we should be concentrating on. If you do that your quality of life improves and war is of no significance. Instead, we grabbed hold of Anzac and World War I because we had nothing else to grab a hold of but I would argue and I have argued it time and time again, who created the ANZACs? There is a generation there that have never been recognised that have never been recognised for creating that Anzac spirit. Not the blokes who fought there but their mothers
and fathers and the pioneers. And where are they in the history books today? They are the evil ones who killed the blacks, they are the ones who stole all of the black children. So it is all distorted, I know that is part of our history but it has become so emotive and orchestrated that at times we don’t really understand the truth of what was there,
and in those days, to say gee people were callous in those days. Of course they were callous when a mother has twelve children and loses five of them to polio, diphtheria or whatever and a couple to chicken pox, life is much cheaper.
George, just finally, why was it important for you to speak to us today?
What do you mean? You wanted to speak to me.
Well you didn’t have to. Why are you speaking to me?
Lets make this clear. I didn’t volunteer.
Is it important that stories are recorded?
Oh it is.
Well for future generations to understand exactly the views of the past.
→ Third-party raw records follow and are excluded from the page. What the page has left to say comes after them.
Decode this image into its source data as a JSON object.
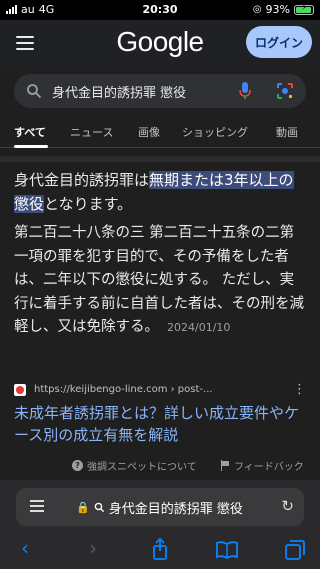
{
  "status_bar": {
    "carrier": "au",
    "network": "4G",
    "time": "20:30",
    "battery": "93%",
    "battery_level": 0.93
  },
  "header": {
    "logo": "Google",
    "login_label": "ログイン"
  },
  "search": {
    "query": "身代金目的誘拐罪 懲役"
  },
  "tabs": [
    {
      "label": "すべて",
      "active": true
    },
    {
      "label": "ニュース"
    },
    {
      "label": "画像"
    },
    {
      "label": "ショッピング"
    },
    {
      "label": "動画"
    }
  ],
  "snippet": {
    "lead_before": "身代金目的誘拐罪は",
    "lead_highlight": "無期または3年以上の懲役",
    "lead_after": "となります。",
    "body": "第二百二十八条の三 第二百二十五条の二第一項の罪を犯す目的で、その予備をした者は、二年以下の懲役に処する。 ただし、実行に着手する前に自首した者は、その刑を減軽し、又は免除する。",
    "date": "2024/01/10"
  },
  "result": {
    "source_url": "https://keijibengo-line.com › post-...",
    "title": "未成年者誘拐罪とは？詳しい成立要件やケース別の成立有無を解説"
  },
  "feedback": {
    "about_label": "強調スニペットについて",
    "feedback_label": "フィードバック"
  },
  "browser": {
    "url_text": "身代金目的誘拐罪 懲役"
  },
  "colors": {
    "accent": "#8ab4f8",
    "login_bg": "#a8c7fa",
    "ios_blue": "#0a84ff"
  }
}
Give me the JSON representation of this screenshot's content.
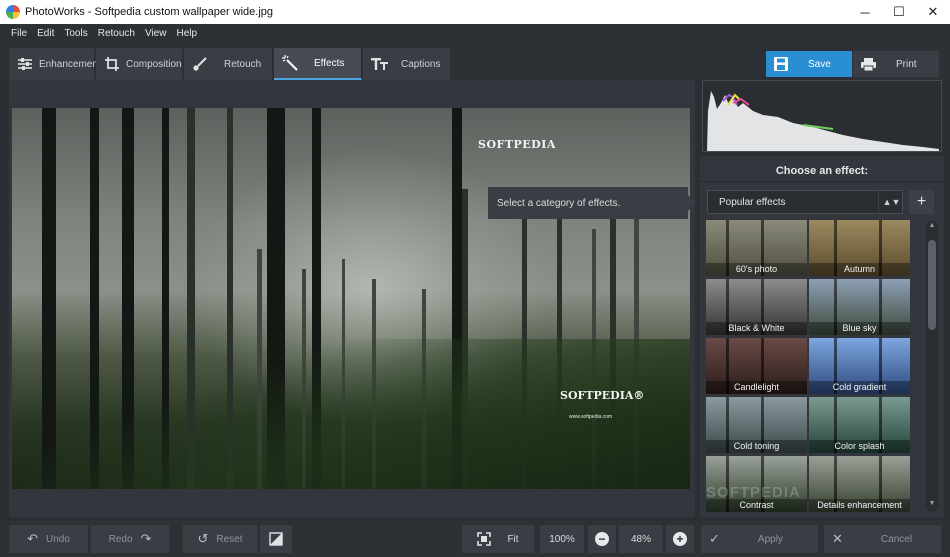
{
  "window": {
    "title": "PhotoWorks - Softpedia custom wallpaper wide.jpg",
    "minimize_icon": "─",
    "maximize_icon": "☐",
    "close_icon": "✕"
  },
  "menu": [
    "File",
    "Edit",
    "Tools",
    "Retouch",
    "View",
    "Help"
  ],
  "tabs": [
    {
      "label": "Enhancement",
      "icon": "sliders-icon",
      "active": false
    },
    {
      "label": "Composition",
      "icon": "crop-icon",
      "active": false
    },
    {
      "label": "Retouch",
      "icon": "brush-icon",
      "active": false
    },
    {
      "label": "Effects",
      "icon": "magic-wand-icon",
      "active": true
    },
    {
      "label": "Captions",
      "icon": "text-icon",
      "active": false
    }
  ],
  "toolbar": {
    "save_label": "Save",
    "print_label": "Print",
    "accent": "#2a8ed3"
  },
  "canvas": {
    "watermark_top": "SOFTPEDIA",
    "watermark_bottom": "SOFTPEDIA®",
    "watermark_url": "www.softpedia.com",
    "tooltip": "Select a category of effects."
  },
  "effects_panel": {
    "title": "Choose an effect:",
    "category": "Popular effects",
    "select_arrows": "▲▼",
    "add_icon": "+",
    "panel_watermark": "SOFTPEDIA",
    "effects": [
      {
        "label": "60's photo",
        "tint": "#6b6a5a"
      },
      {
        "label": "Autumn",
        "tint": "#7a6a45"
      },
      {
        "label": "Black & White",
        "tint": "#5e5e5e"
      },
      {
        "label": "Blue sky",
        "tint": "#5b6470"
      },
      {
        "label": "Candlelight",
        "tint": "#4a3330"
      },
      {
        "label": "Cold gradient",
        "tint": "#3d5a86"
      },
      {
        "label": "Cold toning",
        "tint": "#5a6a6f"
      },
      {
        "label": "Color splash",
        "tint": "#3f6a5e"
      },
      {
        "label": "Contrast",
        "tint": "#4d5548"
      },
      {
        "label": "Details enhancement",
        "tint": "#58604f"
      }
    ]
  },
  "bottom": {
    "undo_label": "Undo",
    "redo_label": "Redo",
    "reset_label": "Reset",
    "fit_label": "Fit",
    "zoom_100": "100%",
    "zoom_level": "48%",
    "minus_icon": "−",
    "plus_icon": "+",
    "apply_label": "Apply",
    "cancel_label": "Cancel"
  }
}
That’s why I have been telling you my views. But you blokes rang me and I said, “Yeah, look, I would be happy to.” If you had have rang to say, “We’re not going to interview you,” I would say, “That’s fine.” I wouldn’t lose any sleep.